|US7572109 *||Apr 11, 2007||Aug 11, 2009||Ajou University Industry-Academic Cooperation Foundation||Thermopneumatic capillary micropump and manufacturing method thereof|
|US20080250639 *||Apr 11, 2007||Oct 16, 2008||Sang Sik Yang||Thermopneumatic capillary micropump and manufacturing method thereof|
|U.S. Classification||137/12, 137/14, 137/806, 204/600, 137/842|
|International Classification||G01N35/10, F15C1/18, B01J19/00, F17D3/00, G01N1/14, B01L3/00|
|Cooperative Classification||B01J2219/00162, B01L3/50273, G01N2035/1044, B01J2219/00783, B01J2219/00164, B01J19/0093, B01L2400/0463, Y10T137/0379, Y10T137/2076, Y10T137/2273, B01L2300/0816, Y10T137/0396, G01N2001/1463, B01J2219/00891|
|European Classification||B01L3/5027D, B01J19/00R|
|Jul 15, 2003||AS||Assignment|
Owner name: DR. CHIP BIOTECHNOLOGY INCORPORATION, TAIWAN
Free format text: ASSIGNMENT OF ASSIGNORS INTEREST;ASSIGNORS:CHEN, CHIEN-AN;YANG, SHUN-CHIEN;REEL/FRAME:014286/0170
Effective date: 20030620
|Nov 10, 2009||FPAY||Fee payment|

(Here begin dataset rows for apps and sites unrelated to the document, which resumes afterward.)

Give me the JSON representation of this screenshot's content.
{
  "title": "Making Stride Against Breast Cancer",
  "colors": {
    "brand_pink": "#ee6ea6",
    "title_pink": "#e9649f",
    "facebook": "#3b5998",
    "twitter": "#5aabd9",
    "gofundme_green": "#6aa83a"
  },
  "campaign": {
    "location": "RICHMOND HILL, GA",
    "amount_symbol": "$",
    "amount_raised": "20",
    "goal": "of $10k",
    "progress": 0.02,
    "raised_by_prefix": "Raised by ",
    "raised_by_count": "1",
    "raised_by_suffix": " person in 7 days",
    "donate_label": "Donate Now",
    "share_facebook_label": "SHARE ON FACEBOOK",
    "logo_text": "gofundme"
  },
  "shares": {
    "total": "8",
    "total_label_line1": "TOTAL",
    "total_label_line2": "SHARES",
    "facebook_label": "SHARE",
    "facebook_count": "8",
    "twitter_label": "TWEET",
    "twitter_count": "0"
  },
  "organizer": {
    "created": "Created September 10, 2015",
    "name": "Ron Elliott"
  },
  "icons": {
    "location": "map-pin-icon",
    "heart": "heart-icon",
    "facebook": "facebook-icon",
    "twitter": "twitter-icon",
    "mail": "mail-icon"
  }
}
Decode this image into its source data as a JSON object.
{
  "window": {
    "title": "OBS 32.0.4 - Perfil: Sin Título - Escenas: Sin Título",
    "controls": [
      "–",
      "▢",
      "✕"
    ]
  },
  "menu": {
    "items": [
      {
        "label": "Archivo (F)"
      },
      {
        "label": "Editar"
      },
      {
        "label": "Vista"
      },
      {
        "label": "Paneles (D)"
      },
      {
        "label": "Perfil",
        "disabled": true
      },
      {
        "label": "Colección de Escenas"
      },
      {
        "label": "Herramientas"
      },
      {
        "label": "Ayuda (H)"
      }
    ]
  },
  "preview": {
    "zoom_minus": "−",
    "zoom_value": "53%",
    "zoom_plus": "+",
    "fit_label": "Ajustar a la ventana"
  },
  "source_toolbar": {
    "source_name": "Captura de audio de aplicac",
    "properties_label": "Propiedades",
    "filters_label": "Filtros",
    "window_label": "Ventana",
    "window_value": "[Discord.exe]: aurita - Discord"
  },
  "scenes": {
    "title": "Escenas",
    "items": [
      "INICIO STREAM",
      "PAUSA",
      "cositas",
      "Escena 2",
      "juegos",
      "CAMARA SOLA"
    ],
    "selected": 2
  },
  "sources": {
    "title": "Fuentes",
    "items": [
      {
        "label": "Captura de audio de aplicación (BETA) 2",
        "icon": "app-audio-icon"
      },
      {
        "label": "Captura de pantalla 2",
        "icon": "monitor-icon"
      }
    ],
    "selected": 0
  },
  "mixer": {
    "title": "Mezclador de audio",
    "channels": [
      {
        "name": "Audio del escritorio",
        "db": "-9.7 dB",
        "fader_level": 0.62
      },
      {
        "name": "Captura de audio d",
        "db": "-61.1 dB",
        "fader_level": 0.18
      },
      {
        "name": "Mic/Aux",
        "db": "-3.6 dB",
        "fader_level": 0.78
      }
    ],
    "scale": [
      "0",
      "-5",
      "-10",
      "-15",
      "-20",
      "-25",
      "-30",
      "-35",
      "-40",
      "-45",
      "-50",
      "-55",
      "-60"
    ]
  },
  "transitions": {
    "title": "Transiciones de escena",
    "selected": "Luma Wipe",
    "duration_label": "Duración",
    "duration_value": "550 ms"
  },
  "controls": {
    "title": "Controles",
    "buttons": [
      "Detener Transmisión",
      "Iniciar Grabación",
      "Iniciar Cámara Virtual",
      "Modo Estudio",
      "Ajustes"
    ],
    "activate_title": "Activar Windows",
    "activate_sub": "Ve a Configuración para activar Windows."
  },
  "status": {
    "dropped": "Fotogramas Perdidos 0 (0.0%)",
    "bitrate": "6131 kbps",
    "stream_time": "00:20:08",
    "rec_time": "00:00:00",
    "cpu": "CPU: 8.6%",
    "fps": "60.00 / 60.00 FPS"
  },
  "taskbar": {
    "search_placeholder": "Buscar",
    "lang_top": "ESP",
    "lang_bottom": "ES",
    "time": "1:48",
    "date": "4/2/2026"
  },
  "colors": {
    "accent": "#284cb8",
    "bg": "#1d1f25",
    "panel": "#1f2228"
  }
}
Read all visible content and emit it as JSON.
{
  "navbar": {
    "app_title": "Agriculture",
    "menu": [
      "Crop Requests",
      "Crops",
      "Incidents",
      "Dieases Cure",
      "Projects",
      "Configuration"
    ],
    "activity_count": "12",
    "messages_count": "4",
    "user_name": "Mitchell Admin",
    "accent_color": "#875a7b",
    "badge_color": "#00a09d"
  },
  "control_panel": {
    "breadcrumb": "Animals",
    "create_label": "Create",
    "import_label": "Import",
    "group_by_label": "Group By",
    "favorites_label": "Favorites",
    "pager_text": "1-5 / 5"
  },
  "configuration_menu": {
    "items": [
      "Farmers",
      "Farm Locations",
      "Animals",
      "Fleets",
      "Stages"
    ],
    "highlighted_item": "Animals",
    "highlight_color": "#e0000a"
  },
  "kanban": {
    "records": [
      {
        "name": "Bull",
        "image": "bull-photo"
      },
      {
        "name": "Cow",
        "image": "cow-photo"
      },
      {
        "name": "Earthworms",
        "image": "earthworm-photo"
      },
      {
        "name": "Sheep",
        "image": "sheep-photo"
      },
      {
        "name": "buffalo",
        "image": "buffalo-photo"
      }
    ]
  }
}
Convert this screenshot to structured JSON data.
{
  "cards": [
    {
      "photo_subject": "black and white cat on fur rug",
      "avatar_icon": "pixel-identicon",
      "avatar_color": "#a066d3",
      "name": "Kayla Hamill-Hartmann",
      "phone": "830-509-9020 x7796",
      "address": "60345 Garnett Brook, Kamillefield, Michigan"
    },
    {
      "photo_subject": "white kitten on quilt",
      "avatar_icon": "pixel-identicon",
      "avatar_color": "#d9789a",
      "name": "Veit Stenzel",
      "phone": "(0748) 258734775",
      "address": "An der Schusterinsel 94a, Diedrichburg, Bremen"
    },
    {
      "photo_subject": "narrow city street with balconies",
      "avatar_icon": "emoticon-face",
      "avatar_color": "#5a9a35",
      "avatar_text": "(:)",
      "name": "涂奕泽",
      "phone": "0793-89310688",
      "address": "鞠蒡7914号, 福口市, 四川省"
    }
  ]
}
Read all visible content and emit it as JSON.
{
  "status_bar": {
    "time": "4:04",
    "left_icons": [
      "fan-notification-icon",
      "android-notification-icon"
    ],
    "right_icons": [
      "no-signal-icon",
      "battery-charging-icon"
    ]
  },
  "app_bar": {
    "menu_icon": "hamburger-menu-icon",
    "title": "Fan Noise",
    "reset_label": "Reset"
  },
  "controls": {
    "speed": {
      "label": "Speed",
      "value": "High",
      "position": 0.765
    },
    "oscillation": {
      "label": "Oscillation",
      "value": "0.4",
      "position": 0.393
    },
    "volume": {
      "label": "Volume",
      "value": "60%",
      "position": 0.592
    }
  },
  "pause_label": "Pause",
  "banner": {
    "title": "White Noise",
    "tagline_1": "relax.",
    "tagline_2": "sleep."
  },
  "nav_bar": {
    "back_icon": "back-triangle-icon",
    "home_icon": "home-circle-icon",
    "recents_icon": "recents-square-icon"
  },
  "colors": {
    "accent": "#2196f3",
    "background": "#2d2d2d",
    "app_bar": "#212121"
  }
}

Year of fee payment: 4
|Nov 11, 2013||FPAY||Fee payment|
Year of fee payment: 8